Ursula Ringham: And the great thing that came from it is after it, some of these influencers that have never met before, maybe they were different topic experts in different areas, realize they had commonality with something and then they would go and be like, “Hey, can I be on your podcast? Can I be in your LinkedIn live?” And so we created this community that then they became friends with each other and were able to continue their friendship outside of SAP.
Mark Whitlock: Wow!
Rachel Miller: And we really worked hard to maintain that, I’ll call it the concierge service that we provide our influencers when we bring them to an event. Because typically, we meet for coffee, we kind of give them the run of show. We’re meeting you at your hotel. We’re escorting you to where you need to be for your interview. And we really tried to replicate that as best we could with utilizing Zoom, WhatsApp, Twitter, DM groups, just to keep in contact. And it was really fulfilling to see them continue that conversation on after and do some little video projects together. That was really cool.
John Farkas: Fascinating backstage, look at some of what it takes to put a world class huge user conference and transform it from a live experience to an online virtual event. I’ve got to think, it’s going to change the way we do business altogether and really looking forward to seeing how you all, next year, make it look different and bring those things together and transform the event. Ursula, Rachel, thank you so much for that perspective. And we’re looking forward to sharing more about the idea of influencer marketing with you all. There’s a huge trove of knowledge and information you all have and I know that there’s more there that our listeners are interested in.
Ursula Ringham: Great. Thanks for having us.
Mark Whitlock: Ursula Ringham and Rachel Miller have been our guests on this edition of Studio CMO. If you want to know more about SAP and their events, SAPPHIRE, come on over to studiocmo.com/022, that’s, studiocmo.com/022, we’ll hook you up. We’ve got a great article by Mark Schaefer about the event and how they moved it virtually. We’ve also got links to the last three recording artists that have performed at SAPPHIRE, Coldplay, Lady Gaga and the most intimate, Sting, which played right in the living room of those attendants. So you can link out to those videos from studiocmo.com/022. Ursula and Rachel will be back with us in a few episodes to talk about the nuts and bolts of influencer marketing.

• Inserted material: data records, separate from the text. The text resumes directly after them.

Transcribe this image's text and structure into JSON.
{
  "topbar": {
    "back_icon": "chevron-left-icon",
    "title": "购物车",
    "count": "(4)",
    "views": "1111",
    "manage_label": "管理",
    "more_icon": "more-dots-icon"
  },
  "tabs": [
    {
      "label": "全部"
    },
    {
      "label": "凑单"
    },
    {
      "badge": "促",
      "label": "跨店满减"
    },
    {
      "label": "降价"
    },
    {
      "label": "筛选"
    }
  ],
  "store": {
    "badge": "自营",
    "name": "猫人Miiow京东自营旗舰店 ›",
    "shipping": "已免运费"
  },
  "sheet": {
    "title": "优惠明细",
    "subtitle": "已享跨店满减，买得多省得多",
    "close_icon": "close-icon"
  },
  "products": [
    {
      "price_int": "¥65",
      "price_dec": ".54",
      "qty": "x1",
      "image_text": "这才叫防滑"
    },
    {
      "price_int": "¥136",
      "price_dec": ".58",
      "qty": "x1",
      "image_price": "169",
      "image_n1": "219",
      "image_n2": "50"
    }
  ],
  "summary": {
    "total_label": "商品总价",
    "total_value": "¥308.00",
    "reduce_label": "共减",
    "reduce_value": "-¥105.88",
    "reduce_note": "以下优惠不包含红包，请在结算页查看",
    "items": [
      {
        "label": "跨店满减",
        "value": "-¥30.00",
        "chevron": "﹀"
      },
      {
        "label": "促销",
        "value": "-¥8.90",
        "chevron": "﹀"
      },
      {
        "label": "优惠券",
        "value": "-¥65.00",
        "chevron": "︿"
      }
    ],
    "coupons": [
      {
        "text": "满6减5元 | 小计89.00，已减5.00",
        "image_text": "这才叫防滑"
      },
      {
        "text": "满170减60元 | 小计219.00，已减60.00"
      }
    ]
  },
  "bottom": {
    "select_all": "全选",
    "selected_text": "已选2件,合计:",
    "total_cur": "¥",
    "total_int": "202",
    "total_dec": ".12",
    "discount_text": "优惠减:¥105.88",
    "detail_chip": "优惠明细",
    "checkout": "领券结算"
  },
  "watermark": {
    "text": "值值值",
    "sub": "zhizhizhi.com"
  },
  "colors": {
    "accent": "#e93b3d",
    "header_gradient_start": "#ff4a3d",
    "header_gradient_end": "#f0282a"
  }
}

Mark Whitlock: So when you come to studiocmo.com/022, be sure to subscribe to Studio CMO. Scroll down to the bottom of the page, hit the subscribe button, choose your favorite podcast app and subscribe there. That way you’ll know first when Ursula and Rachel are back with us here on Studio CMO. Coming up on the next episode, Mark Donnigan will be with us and we’re going to dive deep into the relationships within the C-suite. And the essential role the CMO plays amidst that group, especially in relationship to the CEO and to the CRO. Hope you’ll join us back then. Until then, understand your buyer’s problems, lead with an empathetic understanding and always, always make your buyer the hero. We’ll see you next time on Studio CMO.